High hopes for former Chesterville coffee factory

Resident of Chesterville, Ont., say they're thrilled that a former Nestlé coffee and chocolate plant could soon be reborn as a marijuana processing facility, bringing up to 300 jobs.

If approved, shuttered Nestlé plant will reopen as a marijuana processing facility

The plan is to reopen the old Nestlé plant in Chesterville, Ont., as a marijuana manufacturing facility. (Kimberley Molina/CBC)

Around 2,000 people live in Chesterville, Ont., a village about 60 kilometres southeast of Ottawa, and most of them can remember when the Nestlé chocolate and coffee factory shut its doors in 2006.

"It was devastating," said North Dundas Mayor Eric Duncan, whose township includes Chesterville.

"Hundreds of people were out of work [from the] only job they'd ever known. Generations of families relied on that factory."

Now Duncan says he's hearing a renewed optimism from residents following the announcement that the factory should once again become a major local employer.

Eric Duncan is Mayor of the Township of North Dundas, which includes Chesterville. (Kimberley Molina/CBC)

An agreement between IDP Group, the current owners of the the former plant, and an investment company that specializes in the cannabis business would lead to a full retrofit of the 373,000 square foot facility to produce marijuana.

If approved, IDP Group will run the plant processing operation while Vancouver financier Cannabis Wheaten will get a cut of the profits.

"It's a big step in the right direction," said Duncan.

"A lot of work still has to be done, but I think a lot of people in the area are excited about it."

Hundreds of jobs

Duncan says more people working stable jobs would have a ripple effect throughout the area, as people spend more on real estate and local businesses. 

Hamed Asl, a partner at IDP Group said in two to three years as many as 300 full-time employees could be working there. 

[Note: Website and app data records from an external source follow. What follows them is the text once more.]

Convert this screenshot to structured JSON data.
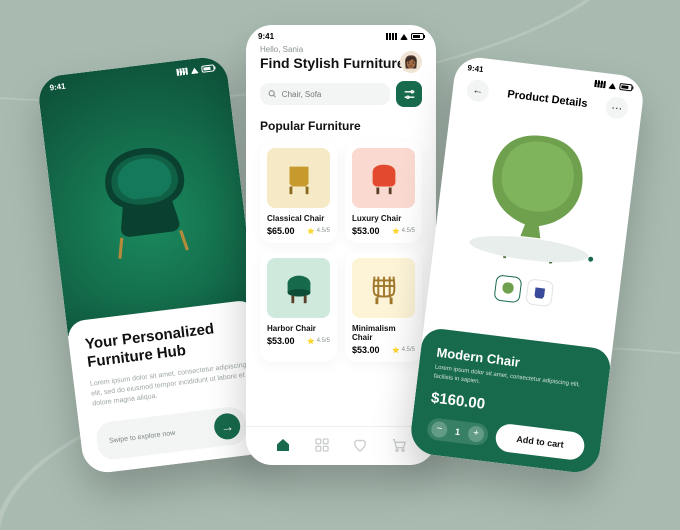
{
  "status_time": "9:41",
  "colors": {
    "brand": "#176a4c",
    "bg": "#a9bbb1"
  },
  "left": {
    "title_line1": "Your Personalized",
    "title_line2": "Furniture Hub",
    "desc": "Lorem ipsum dolor sit amet, consectetur adipiscing elit, sed do eiusmod tempor incididunt ut labore et dolore magna aliqua.",
    "swipe_label": "Swipe to explore now"
  },
  "mid": {
    "greeting": "Hello, Sania",
    "headline": "Find Stylish Furniture",
    "search_placeholder": "Chair, Sofa",
    "section": "Popular Furniture",
    "items": [
      {
        "name": "Classical Chair",
        "price": "$65.00",
        "rating": "4.5/5",
        "thumb_bg": "#f6e9c5"
      },
      {
        "name": "Luxury Chair",
        "price": "$53.00",
        "rating": "4.5/5",
        "thumb_bg": "#f9d9d0"
      },
      {
        "name": "Harbor Chair",
        "price": "$53.00",
        "rating": "4.5/5",
        "thumb_bg": "#cfeadd"
      },
      {
        "name": "Minimalism Chair",
        "price": "$53.00",
        "rating": "4.5/5",
        "thumb_bg": "#fdf3d6"
      }
    ]
  },
  "right": {
    "page_title": "Product Details",
    "name": "Modern Chair",
    "desc": "Lorem ipsum dolor sit amet, consectetur adipiscing elit, facilisis in sapien.",
    "price": "$160.00",
    "qty": "1",
    "add_label": "Add to cart"
  }
}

He says the company was already installing and testing "indoor farming systems" in anticipation of the deal being finalized.

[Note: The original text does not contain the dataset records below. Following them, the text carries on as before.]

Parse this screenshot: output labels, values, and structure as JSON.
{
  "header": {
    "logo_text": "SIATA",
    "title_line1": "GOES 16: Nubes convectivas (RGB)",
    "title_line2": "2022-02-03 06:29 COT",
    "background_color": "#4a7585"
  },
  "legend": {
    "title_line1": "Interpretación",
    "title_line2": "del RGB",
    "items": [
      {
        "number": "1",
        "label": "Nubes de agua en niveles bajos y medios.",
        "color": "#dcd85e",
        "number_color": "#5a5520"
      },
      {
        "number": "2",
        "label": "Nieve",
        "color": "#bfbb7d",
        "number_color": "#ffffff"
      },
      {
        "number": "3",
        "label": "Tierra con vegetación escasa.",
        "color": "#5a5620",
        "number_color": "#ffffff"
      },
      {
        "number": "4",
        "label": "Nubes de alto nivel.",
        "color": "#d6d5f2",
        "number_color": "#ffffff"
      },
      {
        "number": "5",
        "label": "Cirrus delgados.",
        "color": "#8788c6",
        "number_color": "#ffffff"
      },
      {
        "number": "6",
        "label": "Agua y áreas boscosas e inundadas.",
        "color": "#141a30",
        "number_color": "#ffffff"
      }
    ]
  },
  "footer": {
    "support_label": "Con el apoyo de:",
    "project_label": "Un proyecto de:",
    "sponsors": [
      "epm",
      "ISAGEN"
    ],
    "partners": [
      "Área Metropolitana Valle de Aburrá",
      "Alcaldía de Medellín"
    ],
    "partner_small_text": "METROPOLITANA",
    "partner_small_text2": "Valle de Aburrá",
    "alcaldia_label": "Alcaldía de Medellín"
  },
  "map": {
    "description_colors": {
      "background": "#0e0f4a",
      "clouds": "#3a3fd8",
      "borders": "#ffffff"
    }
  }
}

According the the agreement Cannabis Wheaten would inject an immediate $12 million dollar investment toward phase one of the redevelopment: 100,000 square feet of production space that can produce around 7.5 million grams of cannabis per year.

"Everything you have to ramp up a major operation is here," said Asl.

"You have a lot of height — when it comes to vertical farming that's really important — 40 acres of industrial land adjacent to the factory that's ready for development, and no shortage of power or water."

Asl said it was the "can-do" attitude of the Chesterville community leaders that initially drew the company to the area. 

"They were excited, they wanted to do it, there was a lot of support," he said. 

Nearby precedent

Long time Chesterville resident Ron Whittaker worked at the old Nestlé factory for 36 years until the plant closed

He says he has no intention of returning to work, but he's happy to hear there could be opportunities for others.

"It's jobs. That's great. Everybody need jobs!" said Whittaker.

"It's 200 jobs and everybody needs jobs," says former Nestlé plant employee Ron Whittaker, with his wife Sheila. (Kimberley Molina/CBC)

Chesterville has only to look west at the community of Smiths Falls to see how it could all play out. 

The city's main employer Hershey shut down its chocolate plant in 2009 but three years ago, it reopened as a medicinal marijuana facility.

With files from Kimberley Molina